A look back at parts of a July 1990 piece that Dave Anderson had in The Times -
Eventually the Yankees announced the attendance as 25,120, but according to American League policy, that total included tickets that were sold but not necessarily used. At the start of Friday’s twilight-night doubleheader with the Minnesota Twins, the spectators were so scattered they hardly outnumbered the pigeons swooping back and forth above the screen behind home plate and into the rafters under the upper deck.
Maybe that’s the proper nickname now for the team that plays in Yankee Stadium: the New York Pigeons.
The team is in last place. The principal owner is holding his breath that he won’t be expelled. The best player is in the trainer’s room with a bad back, and sitting behind the desk in his office the manager is in deep thought.
”I’m trying,” Stump Merrill said, staring at a lineup card, ”to come up with nine guys.”
But on the Pigeons, there aren’t nine guys who can play baseball the way the Yankees once played it. In other years, the Yankees usually sent a delegation to the All-Star Game. But when the American League team is introduced Tuesday night at Wrigley Field, only the starting second baseman will be wearing a gray uniform with ”New York” across the chest.
”I never thought,” Steve Sax said, ”I’d be the only Yankee going to the All-Star Game.”

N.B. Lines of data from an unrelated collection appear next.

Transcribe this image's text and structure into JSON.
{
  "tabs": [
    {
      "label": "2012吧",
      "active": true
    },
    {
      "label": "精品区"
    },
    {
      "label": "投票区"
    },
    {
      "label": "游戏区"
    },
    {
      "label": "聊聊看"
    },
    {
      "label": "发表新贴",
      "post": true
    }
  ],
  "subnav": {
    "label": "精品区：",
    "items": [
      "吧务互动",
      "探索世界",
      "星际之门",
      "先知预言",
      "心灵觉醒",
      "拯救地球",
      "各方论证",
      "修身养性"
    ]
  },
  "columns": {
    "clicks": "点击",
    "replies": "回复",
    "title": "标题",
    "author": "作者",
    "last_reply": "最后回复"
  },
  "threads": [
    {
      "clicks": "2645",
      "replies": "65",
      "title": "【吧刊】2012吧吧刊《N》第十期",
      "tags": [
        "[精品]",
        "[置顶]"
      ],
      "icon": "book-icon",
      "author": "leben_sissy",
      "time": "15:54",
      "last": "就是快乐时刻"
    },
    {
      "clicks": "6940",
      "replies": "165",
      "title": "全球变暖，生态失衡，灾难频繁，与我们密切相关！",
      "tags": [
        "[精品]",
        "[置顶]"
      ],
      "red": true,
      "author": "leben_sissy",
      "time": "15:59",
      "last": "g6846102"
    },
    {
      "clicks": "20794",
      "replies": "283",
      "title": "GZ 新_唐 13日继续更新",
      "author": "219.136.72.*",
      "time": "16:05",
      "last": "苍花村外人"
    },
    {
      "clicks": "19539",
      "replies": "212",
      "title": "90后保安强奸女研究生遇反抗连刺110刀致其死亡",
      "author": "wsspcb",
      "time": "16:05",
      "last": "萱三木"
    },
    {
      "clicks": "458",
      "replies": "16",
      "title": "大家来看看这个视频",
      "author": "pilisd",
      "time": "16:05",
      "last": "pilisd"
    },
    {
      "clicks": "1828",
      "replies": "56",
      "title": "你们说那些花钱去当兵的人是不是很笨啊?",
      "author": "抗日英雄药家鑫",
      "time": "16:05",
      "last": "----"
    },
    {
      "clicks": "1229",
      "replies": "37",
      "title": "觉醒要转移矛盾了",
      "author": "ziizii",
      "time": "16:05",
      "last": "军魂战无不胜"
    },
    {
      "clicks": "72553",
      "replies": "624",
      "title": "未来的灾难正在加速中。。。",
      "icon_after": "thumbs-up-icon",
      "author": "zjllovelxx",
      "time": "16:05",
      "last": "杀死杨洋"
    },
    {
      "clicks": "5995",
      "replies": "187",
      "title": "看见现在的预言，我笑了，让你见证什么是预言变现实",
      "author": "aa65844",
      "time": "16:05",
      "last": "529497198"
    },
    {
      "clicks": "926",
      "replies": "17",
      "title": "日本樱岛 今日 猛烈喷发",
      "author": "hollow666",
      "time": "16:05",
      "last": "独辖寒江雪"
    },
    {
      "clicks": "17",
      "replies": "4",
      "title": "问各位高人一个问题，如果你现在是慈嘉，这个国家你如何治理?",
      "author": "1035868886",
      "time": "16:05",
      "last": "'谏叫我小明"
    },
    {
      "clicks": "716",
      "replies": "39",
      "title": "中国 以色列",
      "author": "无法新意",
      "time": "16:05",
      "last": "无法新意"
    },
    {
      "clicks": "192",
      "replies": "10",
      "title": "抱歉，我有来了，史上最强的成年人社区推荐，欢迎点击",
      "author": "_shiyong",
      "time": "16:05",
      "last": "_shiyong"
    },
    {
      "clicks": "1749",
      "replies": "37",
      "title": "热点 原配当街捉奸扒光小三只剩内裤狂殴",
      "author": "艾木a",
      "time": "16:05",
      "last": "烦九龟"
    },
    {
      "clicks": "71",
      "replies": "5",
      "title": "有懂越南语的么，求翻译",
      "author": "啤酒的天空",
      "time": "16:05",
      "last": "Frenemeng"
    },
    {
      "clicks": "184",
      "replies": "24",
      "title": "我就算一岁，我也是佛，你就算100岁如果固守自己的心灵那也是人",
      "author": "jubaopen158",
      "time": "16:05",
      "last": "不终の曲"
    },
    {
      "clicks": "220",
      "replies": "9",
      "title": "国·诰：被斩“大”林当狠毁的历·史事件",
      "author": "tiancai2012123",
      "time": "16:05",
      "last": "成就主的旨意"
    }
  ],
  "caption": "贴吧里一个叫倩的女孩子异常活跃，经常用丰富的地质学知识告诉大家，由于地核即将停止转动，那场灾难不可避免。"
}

In the years to come, Andy Hawkins will be remembered by Yankee historians as the symbol of this 1990 season. Against the White Sox in Chicago a week ago, he pitched a complete-game no-hitter but lost, 4-0, when his outfielders started impersonating the Marx Brothers.
What it does mean is that Hawkins is now the symbol not so much of the Yankees’ failure as of the Yankees’ fiasco. In sports, it sometimes happens that way. Twelve years ago the fiasco of the pro football Giants’ losing seasons suddenly was brought into focus by the Fumble, a last-minute handoff from Joe Pisarcik to Larry Csonka that bounced to Herman Edwards of the Philadelphia Eagles, who ran into the end zone for a 19-17 victory.
Soon after that, Giant fans were burning tickets and hiring a small plane to fly over Giants Stadium towing a sign that read, ”15 Yrs of Lousy Football We’ve Had Enough.”
Now that the Lost No-Hitter is the Yankees’ version of the Fumble, their frustrated fans might be expected to mutiny as those Giants fans did. But the organizer of the Bring Back the Yankees movement, Bob DeMartin, has turned into a naturalist. DeMartin is a New Jersey trucking executive who was barred by Yankee Stadium security from displaying a sign reading ”Forgive Him, Father, He Knows Not What He Does,” at last September’s banner-night parade.
” My feeling now,” DeMartin said, ”is let nature take its course. I don’t want to get disappointed.”
What a difference twenty years makes, huh? But, you have to be a Yankees fan born before 1978 to really “appreciate” what was going on in Yankeeland back in 1990. Talk ’bout a ‘hole diff’rent ball game, and then sum, a-huh.
If Hank and Hal decide to cash out after Big Stein is 100% gone, maybe those days could return? I hope not – but, it’s possible, I suppose…